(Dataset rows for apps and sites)
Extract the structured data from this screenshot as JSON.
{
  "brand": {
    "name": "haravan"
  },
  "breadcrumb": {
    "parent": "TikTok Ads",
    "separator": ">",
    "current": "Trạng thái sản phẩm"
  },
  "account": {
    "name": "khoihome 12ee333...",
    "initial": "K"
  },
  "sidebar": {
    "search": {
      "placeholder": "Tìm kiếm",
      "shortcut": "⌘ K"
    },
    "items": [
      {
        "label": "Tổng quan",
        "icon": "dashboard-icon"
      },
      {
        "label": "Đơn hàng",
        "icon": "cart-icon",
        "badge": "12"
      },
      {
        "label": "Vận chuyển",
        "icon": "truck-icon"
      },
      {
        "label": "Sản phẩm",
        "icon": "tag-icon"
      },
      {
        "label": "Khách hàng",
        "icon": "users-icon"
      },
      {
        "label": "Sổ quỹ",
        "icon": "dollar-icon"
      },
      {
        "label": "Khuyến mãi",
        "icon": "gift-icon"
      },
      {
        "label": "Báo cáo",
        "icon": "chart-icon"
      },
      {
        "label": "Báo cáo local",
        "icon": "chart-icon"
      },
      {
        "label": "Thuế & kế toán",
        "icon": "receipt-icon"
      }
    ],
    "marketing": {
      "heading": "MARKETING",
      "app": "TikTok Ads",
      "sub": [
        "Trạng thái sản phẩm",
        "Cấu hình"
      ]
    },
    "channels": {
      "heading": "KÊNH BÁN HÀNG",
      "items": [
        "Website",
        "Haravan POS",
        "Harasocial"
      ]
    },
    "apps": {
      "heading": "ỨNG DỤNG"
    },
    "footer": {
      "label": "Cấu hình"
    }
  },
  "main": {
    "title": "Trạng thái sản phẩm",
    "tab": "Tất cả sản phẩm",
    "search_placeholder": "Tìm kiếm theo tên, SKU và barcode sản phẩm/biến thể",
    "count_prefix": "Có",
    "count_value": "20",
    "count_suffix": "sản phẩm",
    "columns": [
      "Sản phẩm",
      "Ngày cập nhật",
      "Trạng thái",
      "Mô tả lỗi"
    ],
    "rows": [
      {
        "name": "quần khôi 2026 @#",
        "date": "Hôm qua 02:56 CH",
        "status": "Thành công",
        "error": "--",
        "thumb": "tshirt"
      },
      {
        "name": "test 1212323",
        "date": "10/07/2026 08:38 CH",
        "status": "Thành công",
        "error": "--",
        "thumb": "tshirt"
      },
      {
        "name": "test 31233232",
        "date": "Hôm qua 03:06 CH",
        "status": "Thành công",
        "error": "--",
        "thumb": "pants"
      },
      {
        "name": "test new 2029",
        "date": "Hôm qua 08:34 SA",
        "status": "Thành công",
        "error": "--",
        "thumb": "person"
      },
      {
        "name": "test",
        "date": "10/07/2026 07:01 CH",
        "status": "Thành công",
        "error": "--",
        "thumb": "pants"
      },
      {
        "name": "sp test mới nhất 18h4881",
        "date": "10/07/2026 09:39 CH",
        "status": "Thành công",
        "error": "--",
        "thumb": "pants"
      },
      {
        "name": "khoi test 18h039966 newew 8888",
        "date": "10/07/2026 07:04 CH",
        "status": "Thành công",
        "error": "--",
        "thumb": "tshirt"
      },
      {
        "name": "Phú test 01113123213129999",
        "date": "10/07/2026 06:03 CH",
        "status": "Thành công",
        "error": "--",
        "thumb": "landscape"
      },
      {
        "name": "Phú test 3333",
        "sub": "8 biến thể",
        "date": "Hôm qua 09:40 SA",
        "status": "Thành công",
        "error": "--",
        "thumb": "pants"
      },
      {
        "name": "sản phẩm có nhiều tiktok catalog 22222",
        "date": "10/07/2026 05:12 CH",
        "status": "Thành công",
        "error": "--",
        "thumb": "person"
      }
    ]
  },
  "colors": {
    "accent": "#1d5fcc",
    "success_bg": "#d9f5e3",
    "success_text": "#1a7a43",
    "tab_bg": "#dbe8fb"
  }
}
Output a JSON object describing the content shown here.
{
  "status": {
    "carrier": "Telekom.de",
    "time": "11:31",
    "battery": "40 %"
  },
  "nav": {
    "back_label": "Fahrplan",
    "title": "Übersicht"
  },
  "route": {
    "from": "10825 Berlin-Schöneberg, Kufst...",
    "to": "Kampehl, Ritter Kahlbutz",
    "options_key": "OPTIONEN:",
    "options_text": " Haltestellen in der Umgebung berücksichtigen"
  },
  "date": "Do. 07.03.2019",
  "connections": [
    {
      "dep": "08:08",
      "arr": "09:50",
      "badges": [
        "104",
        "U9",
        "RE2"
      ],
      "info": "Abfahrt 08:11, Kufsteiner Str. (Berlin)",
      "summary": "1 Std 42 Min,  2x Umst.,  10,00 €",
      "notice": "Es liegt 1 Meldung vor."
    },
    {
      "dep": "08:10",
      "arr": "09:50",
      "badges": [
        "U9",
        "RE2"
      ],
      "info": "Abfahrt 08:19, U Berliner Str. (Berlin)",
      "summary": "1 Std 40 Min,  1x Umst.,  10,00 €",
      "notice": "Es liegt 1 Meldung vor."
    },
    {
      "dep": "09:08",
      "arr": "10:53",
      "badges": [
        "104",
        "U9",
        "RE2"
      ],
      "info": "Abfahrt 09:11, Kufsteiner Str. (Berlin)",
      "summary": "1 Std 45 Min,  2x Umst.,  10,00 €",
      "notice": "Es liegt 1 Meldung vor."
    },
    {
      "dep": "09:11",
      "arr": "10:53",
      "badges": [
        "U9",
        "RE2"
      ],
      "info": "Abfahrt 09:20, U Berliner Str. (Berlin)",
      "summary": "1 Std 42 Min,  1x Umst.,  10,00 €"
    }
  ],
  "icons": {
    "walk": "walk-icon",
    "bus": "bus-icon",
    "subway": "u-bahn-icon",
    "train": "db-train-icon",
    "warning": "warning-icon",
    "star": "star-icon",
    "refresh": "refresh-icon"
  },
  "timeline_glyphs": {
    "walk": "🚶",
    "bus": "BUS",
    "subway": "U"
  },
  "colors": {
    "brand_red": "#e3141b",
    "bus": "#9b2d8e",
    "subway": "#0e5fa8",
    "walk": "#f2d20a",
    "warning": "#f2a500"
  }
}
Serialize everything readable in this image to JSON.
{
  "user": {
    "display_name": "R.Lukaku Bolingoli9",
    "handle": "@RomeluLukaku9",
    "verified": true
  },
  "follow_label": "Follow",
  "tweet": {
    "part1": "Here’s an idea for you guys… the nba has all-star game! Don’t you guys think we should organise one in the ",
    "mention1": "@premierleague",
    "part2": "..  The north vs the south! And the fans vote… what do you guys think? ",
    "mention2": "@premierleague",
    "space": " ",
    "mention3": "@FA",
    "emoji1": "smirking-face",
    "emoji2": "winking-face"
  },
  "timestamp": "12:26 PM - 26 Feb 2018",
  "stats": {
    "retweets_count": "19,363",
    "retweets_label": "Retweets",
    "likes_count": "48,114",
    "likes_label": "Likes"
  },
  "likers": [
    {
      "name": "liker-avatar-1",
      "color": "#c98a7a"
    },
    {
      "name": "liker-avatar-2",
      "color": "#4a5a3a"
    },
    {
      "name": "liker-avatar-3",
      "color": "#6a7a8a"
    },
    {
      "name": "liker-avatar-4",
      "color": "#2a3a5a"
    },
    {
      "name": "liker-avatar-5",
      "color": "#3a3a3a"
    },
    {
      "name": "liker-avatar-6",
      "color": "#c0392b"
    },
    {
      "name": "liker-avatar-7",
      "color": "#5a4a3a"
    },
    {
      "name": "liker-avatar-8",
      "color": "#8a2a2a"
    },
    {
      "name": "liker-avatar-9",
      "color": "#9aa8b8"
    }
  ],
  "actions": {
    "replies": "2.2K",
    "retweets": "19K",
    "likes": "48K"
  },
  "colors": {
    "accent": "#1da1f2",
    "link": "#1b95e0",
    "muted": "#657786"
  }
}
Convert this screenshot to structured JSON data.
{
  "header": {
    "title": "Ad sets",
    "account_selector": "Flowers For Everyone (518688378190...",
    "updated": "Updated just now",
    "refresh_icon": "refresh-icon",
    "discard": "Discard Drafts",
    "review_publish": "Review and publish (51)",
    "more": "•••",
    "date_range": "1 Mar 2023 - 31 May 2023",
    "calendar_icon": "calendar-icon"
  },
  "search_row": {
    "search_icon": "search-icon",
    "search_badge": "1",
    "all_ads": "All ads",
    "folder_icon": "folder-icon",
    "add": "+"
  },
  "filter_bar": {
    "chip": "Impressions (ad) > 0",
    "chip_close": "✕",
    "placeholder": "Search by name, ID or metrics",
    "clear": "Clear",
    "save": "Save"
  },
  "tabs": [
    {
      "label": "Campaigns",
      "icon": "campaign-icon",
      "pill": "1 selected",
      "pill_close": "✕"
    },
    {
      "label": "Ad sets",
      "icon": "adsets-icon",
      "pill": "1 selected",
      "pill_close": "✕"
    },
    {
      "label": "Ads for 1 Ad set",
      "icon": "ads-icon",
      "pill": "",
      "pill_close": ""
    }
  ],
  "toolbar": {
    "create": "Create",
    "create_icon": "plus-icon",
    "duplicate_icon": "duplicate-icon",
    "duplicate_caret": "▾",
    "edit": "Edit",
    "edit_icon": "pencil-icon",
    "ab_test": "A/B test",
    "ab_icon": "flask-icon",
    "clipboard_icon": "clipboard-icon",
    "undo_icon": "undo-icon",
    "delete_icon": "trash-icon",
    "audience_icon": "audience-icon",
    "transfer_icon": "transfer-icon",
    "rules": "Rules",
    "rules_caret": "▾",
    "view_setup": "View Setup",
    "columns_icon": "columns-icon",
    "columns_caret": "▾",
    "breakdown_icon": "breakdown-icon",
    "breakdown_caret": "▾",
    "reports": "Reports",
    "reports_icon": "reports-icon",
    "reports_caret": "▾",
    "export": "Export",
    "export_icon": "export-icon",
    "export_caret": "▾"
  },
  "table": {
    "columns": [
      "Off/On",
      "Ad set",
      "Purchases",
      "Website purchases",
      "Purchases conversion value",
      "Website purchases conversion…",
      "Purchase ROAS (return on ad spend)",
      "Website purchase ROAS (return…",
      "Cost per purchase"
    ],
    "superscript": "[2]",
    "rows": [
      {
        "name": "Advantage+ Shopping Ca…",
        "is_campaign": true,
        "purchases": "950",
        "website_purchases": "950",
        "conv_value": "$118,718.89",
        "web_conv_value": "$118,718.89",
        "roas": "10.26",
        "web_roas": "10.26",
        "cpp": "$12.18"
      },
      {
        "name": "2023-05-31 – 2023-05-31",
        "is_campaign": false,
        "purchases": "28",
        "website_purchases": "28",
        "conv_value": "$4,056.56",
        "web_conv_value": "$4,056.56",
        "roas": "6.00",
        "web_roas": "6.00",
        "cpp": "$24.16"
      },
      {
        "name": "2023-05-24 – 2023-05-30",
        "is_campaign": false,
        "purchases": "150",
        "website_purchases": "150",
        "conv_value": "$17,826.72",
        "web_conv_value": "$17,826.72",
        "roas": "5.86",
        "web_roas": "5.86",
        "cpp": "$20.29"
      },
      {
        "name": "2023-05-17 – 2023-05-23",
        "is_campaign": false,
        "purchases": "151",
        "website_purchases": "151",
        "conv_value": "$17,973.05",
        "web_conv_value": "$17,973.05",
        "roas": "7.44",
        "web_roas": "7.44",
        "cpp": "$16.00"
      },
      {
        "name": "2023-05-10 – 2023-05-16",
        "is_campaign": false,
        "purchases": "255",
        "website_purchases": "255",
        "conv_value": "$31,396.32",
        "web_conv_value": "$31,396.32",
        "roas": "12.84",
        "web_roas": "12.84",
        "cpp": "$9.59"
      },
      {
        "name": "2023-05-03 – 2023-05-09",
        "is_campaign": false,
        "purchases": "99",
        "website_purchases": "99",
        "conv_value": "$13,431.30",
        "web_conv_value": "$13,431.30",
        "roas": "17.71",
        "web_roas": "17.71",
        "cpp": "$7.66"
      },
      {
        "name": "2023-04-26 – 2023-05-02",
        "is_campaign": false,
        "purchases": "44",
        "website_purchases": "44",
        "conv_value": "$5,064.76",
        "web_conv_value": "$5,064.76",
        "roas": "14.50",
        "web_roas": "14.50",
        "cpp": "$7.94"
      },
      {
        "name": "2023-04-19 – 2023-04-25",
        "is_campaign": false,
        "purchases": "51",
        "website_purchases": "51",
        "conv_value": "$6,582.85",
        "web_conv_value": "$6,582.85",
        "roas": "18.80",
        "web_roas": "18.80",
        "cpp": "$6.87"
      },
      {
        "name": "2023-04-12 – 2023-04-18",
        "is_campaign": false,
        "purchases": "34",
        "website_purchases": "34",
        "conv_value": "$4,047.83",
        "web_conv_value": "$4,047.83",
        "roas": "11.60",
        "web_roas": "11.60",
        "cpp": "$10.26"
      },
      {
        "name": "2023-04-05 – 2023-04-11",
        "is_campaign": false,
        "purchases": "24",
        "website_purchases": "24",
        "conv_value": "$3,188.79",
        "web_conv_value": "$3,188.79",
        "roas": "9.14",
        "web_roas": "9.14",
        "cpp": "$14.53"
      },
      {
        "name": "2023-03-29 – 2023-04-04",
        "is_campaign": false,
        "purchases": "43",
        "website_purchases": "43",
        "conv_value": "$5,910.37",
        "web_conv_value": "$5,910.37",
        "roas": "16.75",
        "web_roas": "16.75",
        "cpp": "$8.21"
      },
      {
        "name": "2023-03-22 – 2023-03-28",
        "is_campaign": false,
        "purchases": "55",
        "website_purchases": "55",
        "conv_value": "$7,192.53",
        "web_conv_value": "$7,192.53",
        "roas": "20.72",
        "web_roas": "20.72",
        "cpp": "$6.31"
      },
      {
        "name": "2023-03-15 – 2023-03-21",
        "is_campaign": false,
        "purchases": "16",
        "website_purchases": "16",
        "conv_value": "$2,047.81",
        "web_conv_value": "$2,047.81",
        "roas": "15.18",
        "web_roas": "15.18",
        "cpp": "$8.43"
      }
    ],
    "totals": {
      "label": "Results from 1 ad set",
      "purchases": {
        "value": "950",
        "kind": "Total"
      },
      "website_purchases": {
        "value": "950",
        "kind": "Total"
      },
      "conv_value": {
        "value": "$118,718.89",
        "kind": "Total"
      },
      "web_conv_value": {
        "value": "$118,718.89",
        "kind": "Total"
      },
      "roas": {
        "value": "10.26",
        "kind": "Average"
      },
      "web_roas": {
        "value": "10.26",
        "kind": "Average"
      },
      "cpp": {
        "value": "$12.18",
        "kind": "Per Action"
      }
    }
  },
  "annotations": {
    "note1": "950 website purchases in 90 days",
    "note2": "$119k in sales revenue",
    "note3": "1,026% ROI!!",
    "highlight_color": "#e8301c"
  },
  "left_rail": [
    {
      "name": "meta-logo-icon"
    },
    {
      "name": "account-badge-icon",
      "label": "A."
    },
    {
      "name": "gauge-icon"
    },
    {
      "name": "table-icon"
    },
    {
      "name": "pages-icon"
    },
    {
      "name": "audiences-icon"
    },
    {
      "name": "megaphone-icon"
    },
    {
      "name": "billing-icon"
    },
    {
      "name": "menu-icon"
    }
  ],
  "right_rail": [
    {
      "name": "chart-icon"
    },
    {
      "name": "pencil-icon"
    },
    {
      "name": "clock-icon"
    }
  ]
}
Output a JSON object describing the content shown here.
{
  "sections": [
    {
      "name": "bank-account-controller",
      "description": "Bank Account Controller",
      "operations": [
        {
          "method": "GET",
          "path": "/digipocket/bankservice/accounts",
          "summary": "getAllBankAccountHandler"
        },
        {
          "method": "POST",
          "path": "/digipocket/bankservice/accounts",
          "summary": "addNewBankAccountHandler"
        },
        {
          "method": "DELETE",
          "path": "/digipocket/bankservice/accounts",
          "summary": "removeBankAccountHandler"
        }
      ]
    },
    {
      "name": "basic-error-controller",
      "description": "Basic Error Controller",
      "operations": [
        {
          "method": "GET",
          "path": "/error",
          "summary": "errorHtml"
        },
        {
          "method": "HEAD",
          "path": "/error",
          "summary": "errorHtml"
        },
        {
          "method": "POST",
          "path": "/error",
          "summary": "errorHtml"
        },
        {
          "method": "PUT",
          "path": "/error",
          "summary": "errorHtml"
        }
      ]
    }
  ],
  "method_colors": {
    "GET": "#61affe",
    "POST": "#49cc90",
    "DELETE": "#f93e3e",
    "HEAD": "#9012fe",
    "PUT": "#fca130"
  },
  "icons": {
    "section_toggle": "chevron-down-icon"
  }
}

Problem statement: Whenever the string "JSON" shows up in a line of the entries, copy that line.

Result for this exercise:
Extract the structured data from this screenshot as JSON.
Output a JSON object describing the content shown here.
Serialize everything readable in this image to JSON.
Convert this screenshot to structured JSON data.
Output a JSON object describing the content shown here.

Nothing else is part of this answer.